> **RECORDS FOR THE TASK**:
Start of Block

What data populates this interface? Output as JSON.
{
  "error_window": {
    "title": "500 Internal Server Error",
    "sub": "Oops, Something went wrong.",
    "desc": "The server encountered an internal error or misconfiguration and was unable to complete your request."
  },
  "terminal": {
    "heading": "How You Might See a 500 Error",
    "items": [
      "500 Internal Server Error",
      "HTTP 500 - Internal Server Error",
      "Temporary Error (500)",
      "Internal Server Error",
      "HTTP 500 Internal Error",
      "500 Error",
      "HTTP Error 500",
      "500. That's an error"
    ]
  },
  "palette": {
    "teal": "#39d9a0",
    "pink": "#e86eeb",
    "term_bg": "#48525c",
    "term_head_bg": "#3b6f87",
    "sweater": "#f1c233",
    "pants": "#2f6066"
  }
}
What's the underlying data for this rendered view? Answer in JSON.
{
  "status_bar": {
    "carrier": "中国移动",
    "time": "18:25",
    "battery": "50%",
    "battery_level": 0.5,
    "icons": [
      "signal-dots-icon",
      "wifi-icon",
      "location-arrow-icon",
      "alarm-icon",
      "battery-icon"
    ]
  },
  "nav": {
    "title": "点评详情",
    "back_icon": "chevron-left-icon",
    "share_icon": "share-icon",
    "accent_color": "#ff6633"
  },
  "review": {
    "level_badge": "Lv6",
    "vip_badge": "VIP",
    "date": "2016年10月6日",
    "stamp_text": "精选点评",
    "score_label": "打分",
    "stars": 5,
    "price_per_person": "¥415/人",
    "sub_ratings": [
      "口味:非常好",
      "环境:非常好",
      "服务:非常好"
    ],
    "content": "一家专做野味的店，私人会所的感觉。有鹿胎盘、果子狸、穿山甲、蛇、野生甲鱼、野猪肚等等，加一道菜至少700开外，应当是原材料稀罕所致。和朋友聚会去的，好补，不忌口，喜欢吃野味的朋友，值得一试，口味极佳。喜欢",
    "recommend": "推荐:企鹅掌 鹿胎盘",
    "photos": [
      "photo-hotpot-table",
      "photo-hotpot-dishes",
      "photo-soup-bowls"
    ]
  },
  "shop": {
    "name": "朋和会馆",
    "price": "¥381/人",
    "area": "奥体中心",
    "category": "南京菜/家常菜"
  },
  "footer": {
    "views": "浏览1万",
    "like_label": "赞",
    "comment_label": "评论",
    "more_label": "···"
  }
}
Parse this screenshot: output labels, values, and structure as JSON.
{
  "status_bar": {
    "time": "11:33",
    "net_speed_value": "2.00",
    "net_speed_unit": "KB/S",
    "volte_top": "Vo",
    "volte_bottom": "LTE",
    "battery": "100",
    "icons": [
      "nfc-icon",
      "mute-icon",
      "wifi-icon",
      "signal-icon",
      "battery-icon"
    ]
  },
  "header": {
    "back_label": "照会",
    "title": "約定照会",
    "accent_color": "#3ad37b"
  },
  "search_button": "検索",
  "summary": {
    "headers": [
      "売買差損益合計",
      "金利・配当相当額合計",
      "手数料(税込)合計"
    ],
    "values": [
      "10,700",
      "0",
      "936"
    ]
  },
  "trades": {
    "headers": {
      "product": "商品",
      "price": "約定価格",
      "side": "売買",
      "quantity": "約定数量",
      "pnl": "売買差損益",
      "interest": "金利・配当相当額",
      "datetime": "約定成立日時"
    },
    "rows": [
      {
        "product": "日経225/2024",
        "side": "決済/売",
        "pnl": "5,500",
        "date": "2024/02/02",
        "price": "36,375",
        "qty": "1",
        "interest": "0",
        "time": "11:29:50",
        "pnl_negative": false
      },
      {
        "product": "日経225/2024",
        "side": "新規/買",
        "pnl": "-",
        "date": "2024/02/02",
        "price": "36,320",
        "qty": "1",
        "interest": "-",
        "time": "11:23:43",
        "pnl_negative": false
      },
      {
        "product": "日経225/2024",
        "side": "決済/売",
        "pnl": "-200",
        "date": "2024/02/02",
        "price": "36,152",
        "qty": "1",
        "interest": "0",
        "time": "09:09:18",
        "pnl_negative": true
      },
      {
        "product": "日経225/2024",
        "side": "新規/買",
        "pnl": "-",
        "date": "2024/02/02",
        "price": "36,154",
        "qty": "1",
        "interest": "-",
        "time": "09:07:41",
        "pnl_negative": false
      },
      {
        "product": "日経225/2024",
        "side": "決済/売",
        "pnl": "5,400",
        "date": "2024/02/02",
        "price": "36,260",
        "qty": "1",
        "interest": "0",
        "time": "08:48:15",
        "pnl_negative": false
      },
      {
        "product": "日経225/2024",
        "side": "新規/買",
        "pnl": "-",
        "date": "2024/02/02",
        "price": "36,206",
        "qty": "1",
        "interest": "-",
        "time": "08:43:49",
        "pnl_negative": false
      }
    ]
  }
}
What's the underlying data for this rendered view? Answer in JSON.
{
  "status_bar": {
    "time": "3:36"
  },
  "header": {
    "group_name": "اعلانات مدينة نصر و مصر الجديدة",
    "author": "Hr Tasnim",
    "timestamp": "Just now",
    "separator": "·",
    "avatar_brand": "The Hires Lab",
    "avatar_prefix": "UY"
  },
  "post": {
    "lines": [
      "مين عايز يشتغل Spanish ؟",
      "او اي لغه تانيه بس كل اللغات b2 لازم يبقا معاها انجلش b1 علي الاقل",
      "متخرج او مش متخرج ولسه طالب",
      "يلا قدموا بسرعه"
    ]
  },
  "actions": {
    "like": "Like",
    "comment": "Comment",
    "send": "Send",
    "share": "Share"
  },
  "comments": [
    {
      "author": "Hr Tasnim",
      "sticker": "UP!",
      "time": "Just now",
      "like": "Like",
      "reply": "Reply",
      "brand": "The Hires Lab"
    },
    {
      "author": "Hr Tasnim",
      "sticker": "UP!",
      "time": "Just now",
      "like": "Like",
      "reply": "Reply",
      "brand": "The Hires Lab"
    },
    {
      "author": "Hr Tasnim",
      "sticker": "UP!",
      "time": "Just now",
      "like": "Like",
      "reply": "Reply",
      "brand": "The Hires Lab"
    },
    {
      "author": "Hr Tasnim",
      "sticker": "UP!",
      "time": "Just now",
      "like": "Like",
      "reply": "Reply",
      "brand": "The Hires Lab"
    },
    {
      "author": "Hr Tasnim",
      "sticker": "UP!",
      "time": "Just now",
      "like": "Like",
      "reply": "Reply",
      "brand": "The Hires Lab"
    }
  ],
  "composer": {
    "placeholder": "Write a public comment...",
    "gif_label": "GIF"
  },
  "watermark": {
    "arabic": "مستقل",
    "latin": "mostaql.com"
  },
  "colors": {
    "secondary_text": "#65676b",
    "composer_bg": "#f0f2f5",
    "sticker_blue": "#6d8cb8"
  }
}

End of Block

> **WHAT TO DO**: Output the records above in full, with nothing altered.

> **ANSWER SPACE**:
What data populates this interface? Output as JSON.
{
  "error_window": {
    "title": "500 Internal Server Error",
    "sub": "Oops, Something went wrong.",
    "desc": "The server encountered an internal error or misconfiguration and was unable to complete your request."
  },
  "terminal": {
    "heading": "How You Might See a 500 Error",
    "items": [
      "500 Internal Server Error",
      "HTTP 500 - Internal Server Error",
      "Temporary Error (500)",
      "Internal Server Error",
      "HTTP 500 Internal Error",
      "500 Error",
      "HTTP Error 500",
      "500. That's an error"
    ]
  },
  "palette": {
    "teal": "#39d9a0",
    "pink": "#e86eeb",
    "term_bg": "#48525c",
    "term_head_bg": "#3b6f87",
    "sweater": "#f1c233",
    "pants": "#2f6066"
  }
}
What's the underlying data for this rendered view? Answer in JSON.
{
  "status_bar": {
    "carrier": "中国移动",
    "time": "18:25",
    "battery": "50%",
    "battery_level": 0.5,
    "icons": [
      "signal-dots-icon",
      "wifi-icon",
      "location-arrow-icon",
      "alarm-icon",
      "battery-icon"
    ]
  },
  "nav": {
    "title": "点评详情",
    "back_icon": "chevron-left-icon",
    "share_icon": "share-icon",
    "accent_color": "#ff6633"
  },
  "review": {
    "level_badge": "Lv6",
    "vip_badge": "VIP",
    "date": "2016年10月6日",
    "stamp_text": "精选点评",
    "score_label": "打分",
    "stars": 5,
    "price_per_person": "¥415/人",
    "sub_ratings": [
      "口味:非常好",
      "环境:非常好",
      "服务:非常好"
    ],
    "content": "一家专做野味的店，私人会所的感觉。有鹿胎盘、果子狸、穿山甲、蛇、野生甲鱼、野猪肚等等，加一道菜至少700开外，应当是原材料稀罕所致。和朋友聚会去的，好补，不忌口，喜欢吃野味的朋友，值得一试，口味极佳。喜欢",
    "recommend": "推荐:企鹅掌 鹿胎盘",
    "photos": [
      "photo-hotpot-table",
      "photo-hotpot-dishes",
      "photo-soup-bowls"
    ]
  },
  "shop": {
    "name": "朋和会馆",
    "price": "¥381/人",
    "area": "奥体中心",
    "category": "南京菜/家常菜"
  },
  "footer": {
    "views": "浏览1万",
    "like_label": "赞",
    "comment_label": "评论",
    "more_label": "···"
  }
}
Parse this screenshot: output labels, values, and structure as JSON.
{
  "status_bar": {
    "time": "11:33",
    "net_speed_value": "2.00",
    "net_speed_unit": "KB/S",
    "volte_top": "Vo",
    "volte_bottom": "LTE",
    "battery": "100",
    "icons": [
      "nfc-icon",
      "mute-icon",
      "wifi-icon",
      "signal-icon",
      "battery-icon"
    ]
  },
  "header": {
    "back_label": "照会",
    "title": "約定照会",
    "accent_color": "#3ad37b"
  },
  "search_button": "検索",
  "summary": {
    "headers": [
      "売買差損益合計",
      "金利・配当相当額合計",
      "手数料(税込)合計"
    ],
    "values": [
      "10,700",
      "0",
      "936"
    ]
  },
  "trades": {
    "headers": {
      "product": "商品",
      "price": "約定価格",
      "side": "売買",
      "quantity": "約定数量",
      "pnl": "売買差損益",
      "interest": "金利・配当相当額",
      "datetime": "約定成立日時"
    },
    "rows": [
      {
        "product": "日経225/2024",
        "side": "決済/売",
        "pnl": "5,500",
        "date": "2024/02/02",
        "price": "36,375",
        "qty": "1",
        "interest": "0",
        "time": "11:29:50",
        "pnl_negative": false
      },
      {
        "product": "日経225/2024",
        "side": "新規/買",
        "pnl": "-",
        "date": "2024/02/02",
        "price": "36,320",
        "qty": "1",
        "interest": "-",
        "time": "11:23:43",
        "pnl_negative": false
      },
      {
        "product": "日経225/2024",
        "side": "決済/売",
        "pnl": "-200",
        "date": "2024/02/02",
        "price": "36,152",
        "qty": "1",
        "interest": "0",
        "time": "09:09:18",
        "pnl_negative": true
      },
      {
        "product": "日経225/2024",
        "side": "新規/買",
        "pnl": "-",
        "date": "2024/02/02",
        "price": "36,154",
        "qty": "1",
        "interest": "-",
        "time": "09:07:41",
        "pnl_negative": false
      },
      {
        "product": "日経225/2024",
        "side": "決済/売",
        "pnl": "5,400",
        "date": "2024/02/02",
        "price": "36,260",
        "qty": "1",
        "interest": "0",
        "time": "08:48:15",
        "pnl_negative": false
      },
      {
        "product": "日経225/2024",
        "side": "新規/買",
        "pnl": "-",
        "date": "2024/02/02",
        "price": "36,206",
        "qty": "1",
        "interest": "-",
        "time": "08:43:49",
        "pnl_negative": false
      }
    ]
  }
}
What's the underlying data for this rendered view? Answer in JSON.
{
  "status_bar": {
    "time": "3:36"
  },
  "header": {
    "group_name": "اعلانات مدينة نصر و مصر الجديدة",
    "author": "Hr Tasnim",
    "timestamp": "Just now",
    "separator": "·",
    "avatar_brand": "The Hires Lab",
    "avatar_prefix": "UY"
  },
  "post": {
    "lines": [
      "مين عايز يشتغل Spanish ؟",
      "او اي لغه تانيه بس كل اللغات b2 لازم يبقا معاها انجلش b1 علي الاقل",
      "متخرج او مش متخرج ولسه طالب",
      "يلا قدموا بسرعه"
    ]
  },
  "actions": {
    "like": "Like",
    "comment": "Comment",
    "send": "Send",
    "share": "Share"
  },
  "comments": [
    {
      "author": "Hr Tasnim",
      "sticker": "UP!",
      "time": "Just now",
      "like": "Like",
      "reply": "Reply",
      "brand": "The Hires Lab"
    },
    {
      "author": "Hr Tasnim",
      "sticker": "UP!",
      "time": "Just now",
      "like": "Like",
      "reply": "Reply",
      "brand": "The Hires Lab"
    },
    {
      "author": "Hr Tasnim",
      "sticker": "UP!",
      "time": "Just now",
      "like": "Like",
      "reply": "Reply",
      "brand": "The Hires Lab"
    },
    {
      "author": "Hr Tasnim",
      "sticker": "UP!",
      "time": "Just now",
      "like": "Like",
      "reply": "Reply",
      "brand": "The Hires Lab"
    },
    {
      "author": "Hr Tasnim",
      "sticker": "UP!",
      "time": "Just now",
      "like": "Like",
      "reply": "Reply",
      "brand": "The Hires Lab"
    }
  ],
  "composer": {
    "placeholder": "Write a public comment...",
    "gif_label": "GIF"
  },
  "watermark": {
    "arabic": "مستقل",
    "latin": "mostaql.com"
  },
  "colors": {
    "secondary_text": "#65676b",
    "composer_bg": "#f0f2f5",
    "sticker_blue": "#6d8cb8"
  }
}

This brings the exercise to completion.